◆ Problem description:
For every record below, repeat the text exactly and pass over any image.

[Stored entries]
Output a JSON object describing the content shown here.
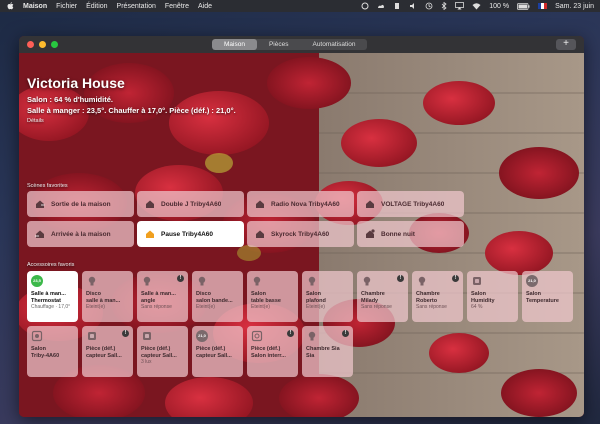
{
  "menubar": {
    "app_name": "Maison",
    "menus": [
      "Fichier",
      "Édition",
      "Présentation",
      "Fenêtre",
      "Aide"
    ],
    "battery": "100 %",
    "datetime": "Sam. 23 juin"
  },
  "window": {
    "tabs": [
      {
        "label": "Maison",
        "active": true
      },
      {
        "label": "Pièces",
        "active": false
      },
      {
        "label": "Automatisation",
        "active": false
      }
    ],
    "add_label": "+"
  },
  "home": {
    "title": "Victoria House",
    "status_line1": "Salon : 64 % d'humidité.",
    "status_line2": "Salle à manger : 23,5°. Chauffer à 17,0°. Pièce (déf.) : 21,0°.",
    "details": "Détails"
  },
  "scenes": {
    "label": "Scènes favorites",
    "items": [
      {
        "label": "Sortie de la maison",
        "icon": "house-leave-icon",
        "active": false
      },
      {
        "label": "Double J Triby4A60",
        "icon": "house-icon",
        "active": false
      },
      {
        "label": "Radio Nova Triby4A60",
        "icon": "house-icon",
        "active": false
      },
      {
        "label": "VOLTAGE Triby4A60",
        "icon": "house-icon",
        "active": false
      },
      {
        "label": "Arrivée à la maison",
        "icon": "house-arrive-icon",
        "active": false
      },
      {
        "label": "Pause Triby4A60",
        "icon": "house-icon",
        "active": true
      },
      {
        "label": "Skyrock Triby4A60",
        "icon": "house-icon",
        "active": false
      },
      {
        "label": "Bonne nuit",
        "icon": "moon-house-icon",
        "active": false
      }
    ]
  },
  "accessories": {
    "label": "Accessoires favoris",
    "items": [
      {
        "l1": "Salle à man...",
        "l2": "Thermostat",
        "l3": "Chauffage · 17,0°",
        "icon": "temp",
        "badge": "23,5",
        "active": true,
        "alert": false
      },
      {
        "l1": "Disco",
        "l2": "salle à man...",
        "l3": "Éteint(e)",
        "icon": "bulb-icon",
        "active": false,
        "alert": false
      },
      {
        "l1": "Salle à man...",
        "l2": "angle",
        "l3": "Sans réponse",
        "icon": "bulb-icon",
        "active": false,
        "alert": true
      },
      {
        "l1": "Disco",
        "l2": "salon bande...",
        "l3": "Éteint(e)",
        "icon": "bulb-icon",
        "active": false,
        "alert": false
      },
      {
        "l1": "Salon",
        "l2": "table basse",
        "l3": "Éteint(e)",
        "icon": "bulb-icon",
        "active": false,
        "alert": false
      },
      {
        "l1": "Salon",
        "l2": "plafond",
        "l3": "Éteint(e)",
        "icon": "bulb-icon",
        "active": false,
        "alert": false
      },
      {
        "l1": "Chambre",
        "l2": "Milady",
        "l3": "Sans réponse",
        "icon": "bulb-icon",
        "active": false,
        "alert": true
      },
      {
        "l1": "Chambre",
        "l2": "Roberto",
        "l3": "Sans réponse",
        "icon": "bulb-icon",
        "active": false,
        "alert": true
      },
      {
        "l1": "Salon",
        "l2": "Humidity",
        "l3": "64 %",
        "icon": "sensor-icon",
        "active": false,
        "alert": false
      },
      {
        "l1": "Salon",
        "l2": "Temperature",
        "l3": "",
        "icon": "temp",
        "badge": "21,0",
        "active": false,
        "alert": false
      },
      {
        "l1": "Salon",
        "l2": "Triby-4A60",
        "l3": "",
        "icon": "speaker-icon",
        "active": false,
        "alert": false
      },
      {
        "l1": "Pièce (déf.)",
        "l2": "capteur Sall...",
        "l3": "",
        "icon": "sensor-icon",
        "active": false,
        "alert": true
      },
      {
        "l1": "Pièce (déf.)",
        "l2": "capteur Sall...",
        "l3": "3 lux",
        "icon": "sensor-icon",
        "active": false,
        "alert": false
      },
      {
        "l1": "Pièce (déf.)",
        "l2": "capteur Sall...",
        "l3": "",
        "icon": "temp",
        "badge": "21,0",
        "active": false,
        "alert": false
      },
      {
        "l1": "Pièce (déf.)",
        "l2": "Salon interr...",
        "l3": "",
        "icon": "switch-icon",
        "active": false,
        "alert": true
      },
      {
        "l1": "Chambre Sia",
        "l2": "Sia",
        "l3": "",
        "icon": "bulb-icon",
        "active": false,
        "alert": true
      }
    ]
  },
  "colors": {
    "tile_bg": "#f0c8cd",
    "active_tile_bg": "#ffffff",
    "scene_icon": "#5a3b40",
    "active_scene_icon": "#f0a020",
    "thermostat_green": "#3cb84a"
  }
}
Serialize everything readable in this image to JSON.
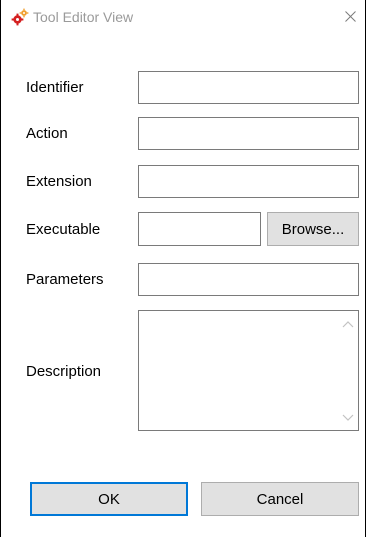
{
  "window": {
    "title": "Tool Editor View",
    "icon": "gears-icon",
    "close_icon": "close-icon"
  },
  "form": {
    "identifier": {
      "label": "Identifier",
      "value": ""
    },
    "action": {
      "label": "Action",
      "value": ""
    },
    "extension": {
      "label": "Extension",
      "value": ""
    },
    "executable": {
      "label": "Executable",
      "value": ""
    },
    "parameters": {
      "label": "Parameters",
      "value": ""
    },
    "description": {
      "label": "Description",
      "value": ""
    }
  },
  "buttons": {
    "browse": "Browse...",
    "ok": "OK",
    "cancel": "Cancel"
  },
  "colors": {
    "accent": "#0078d7",
    "icon_red": "#d42020",
    "icon_orange": "#f0a030",
    "title_text": "#9a9a9a",
    "button_face": "#e1e1e1"
  }
}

◆ Exercise output:
Output a JSON object describing the content shown here.
{
  "menubar": {
    "app_name": "Maison",
    "menus": [
      "Fichier",
      "Édition",
      "Présentation",
      "Fenêtre",
      "Aide"
    ],
    "battery": "100 %",
    "datetime": "Sam. 23 juin"
  },
  "window": {
    "tabs": [
      {
        "label": "Maison",
        "active": true
      },
      {
        "label": "Pièces",
        "active": false
      },
      {
        "label": "Automatisation",
        "active": false
      }
    ],
    "add_label": "+"
  },
  "home": {
    "title": "Victoria House",
    "status_line1": "Salon : 64 % d'humidité.",
    "status_line2": "Salle à manger : 23,5°. Chauffer à 17,0°. Pièce (déf.) : 21,0°.",
    "details": "Détails"
  },
  "scenes": {
    "label": "Scènes favorites",
    "items": [
      {
        "label": "Sortie de la maison",
        "icon": "house-leave-icon",
        "active": false
      },
      {
        "label": "Double J Triby4A60",
        "icon": "house-icon",
        "active": false
      },
      {
        "label": "Radio Nova Triby4A60",
        "icon": "house-icon",
        "active": false
      },
      {
        "label": "VOLTAGE Triby4A60",
        "icon": "house-icon",
        "active": false
      },
      {
        "label": "Arrivée à la maison",
        "icon": "house-arrive-icon",
        "active": false
      },
      {
        "label": "Pause Triby4A60",
        "icon": "house-icon",
        "active": true
      },
      {
        "label": "Skyrock Triby4A60",
        "icon": "house-icon",
        "active": false
      },
      {
        "label": "Bonne nuit",
        "icon": "moon-house-icon",
        "active": false
      }
    ]
  },
  "accessories": {
    "label": "Accessoires favoris",
    "items": [
      {
        "l1": "Salle à man...",
        "l2": "Thermostat",
        "l3": "Chauffage · 17,0°",
        "icon": "temp",
        "badge": "23,5",
        "active": true,
        "alert": false
      },
      {
        "l1": "Disco",
        "l2": "salle à man...",
        "l3": "Éteint(e)",
        "icon": "bulb-icon",
        "active": false,
        "alert": false
      },
      {
        "l1": "Salle à man...",
        "l2": "angle",
        "l3": "Sans réponse",
        "icon": "bulb-icon",
        "active": false,
        "alert": true
      },
      {
        "l1": "Disco",
        "l2": "salon bande...",
        "l3": "Éteint(e)",
        "icon": "bulb-icon",
        "active": false,
        "alert": false
      },
      {
        "l1": "Salon",
        "l2": "table basse",
        "l3": "Éteint(e)",
        "icon": "bulb-icon",
        "active": false,
        "alert": false
      },
      {
        "l1": "Salon",
        "l2": "plafond",
        "l3": "Éteint(e)",
        "icon": "bulb-icon",
        "active": false,
        "alert": false
      },
      {
        "l1": "Chambre",
        "l2": "Milady",
        "l3": "Sans réponse",
        "icon": "bulb-icon",
        "active": false,
        "alert": true
      },
      {
        "l1": "Chambre",
        "l2": "Roberto",
        "l3": "Sans réponse",
        "icon": "bulb-icon",
        "active": false,
        "alert": true
      },
      {
        "l1": "Salon",
        "l2": "Humidity",
        "l3": "64 %",
        "icon": "sensor-icon",
        "active": false,
        "alert": false
      },
      {
        "l1": "Salon",
        "l2": "Temperature",
        "l3": "",
        "icon": "temp",
        "badge": "21,0",
        "active": false,
        "alert": false
      },
      {
        "l1": "Salon",
        "l2": "Triby-4A60",
        "l3": "",
        "icon": "speaker-icon",
        "active": false,
        "alert": false
      },
      {
        "l1": "Pièce (déf.)",
        "l2": "capteur Sall...",
        "l3": "",
        "icon": "sensor-icon",
        "active": false,
        "alert": true
      },
      {
        "l1": "Pièce (déf.)",
        "l2": "capteur Sall...",
        "l3": "3 lux",
        "icon": "sensor-icon",
        "active": false,
        "alert": false
      },
      {
        "l1": "Pièce (déf.)",
        "l2": "capteur Sall...",
        "l3": "",
        "icon": "temp",
        "badge": "21,0",
        "active": false,
        "alert": false
      },
      {
        "l1": "Pièce (déf.)",
        "l2": "Salon interr...",
        "l3": "",
        "icon": "switch-icon",
        "active": false,
        "alert": true
      },
      {
        "l1": "Chambre Sia",
        "l2": "Sia",
        "l3": "",
        "icon": "bulb-icon",
        "active": false,
        "alert": true
      }
    ]
  },
  "colors": {
    "tile_bg": "#f0c8cd",
    "active_tile_bg": "#ffffff",
    "scene_icon": "#5a3b40",
    "active_scene_icon": "#f0a020",
    "thermostat_green": "#3cb84a"
  }
}
Serialize everything readable in this image to JSON.
{
  "window": {
    "title": "Tool Editor View",
    "icon": "gears-icon",
    "close_icon": "close-icon"
  },
  "form": {
    "identifier": {
      "label": "Identifier",
      "value": ""
    },
    "action": {
      "label": "Action",
      "value": ""
    },
    "extension": {
      "label": "Extension",
      "value": ""
    },
    "executable": {
      "label": "Executable",
      "value": ""
    },
    "parameters": {
      "label": "Parameters",
      "value": ""
    },
    "description": {
      "label": "Description",
      "value": ""
    }
  },
  "buttons": {
    "browse": "Browse...",
    "ok": "OK",
    "cancel": "Cancel"
  },
  "colors": {
    "accent": "#0078d7",
    "icon_red": "#d42020",
    "icon_orange": "#f0a030",
    "title_text": "#9a9a9a",
    "button_face": "#e1e1e1"
  }
}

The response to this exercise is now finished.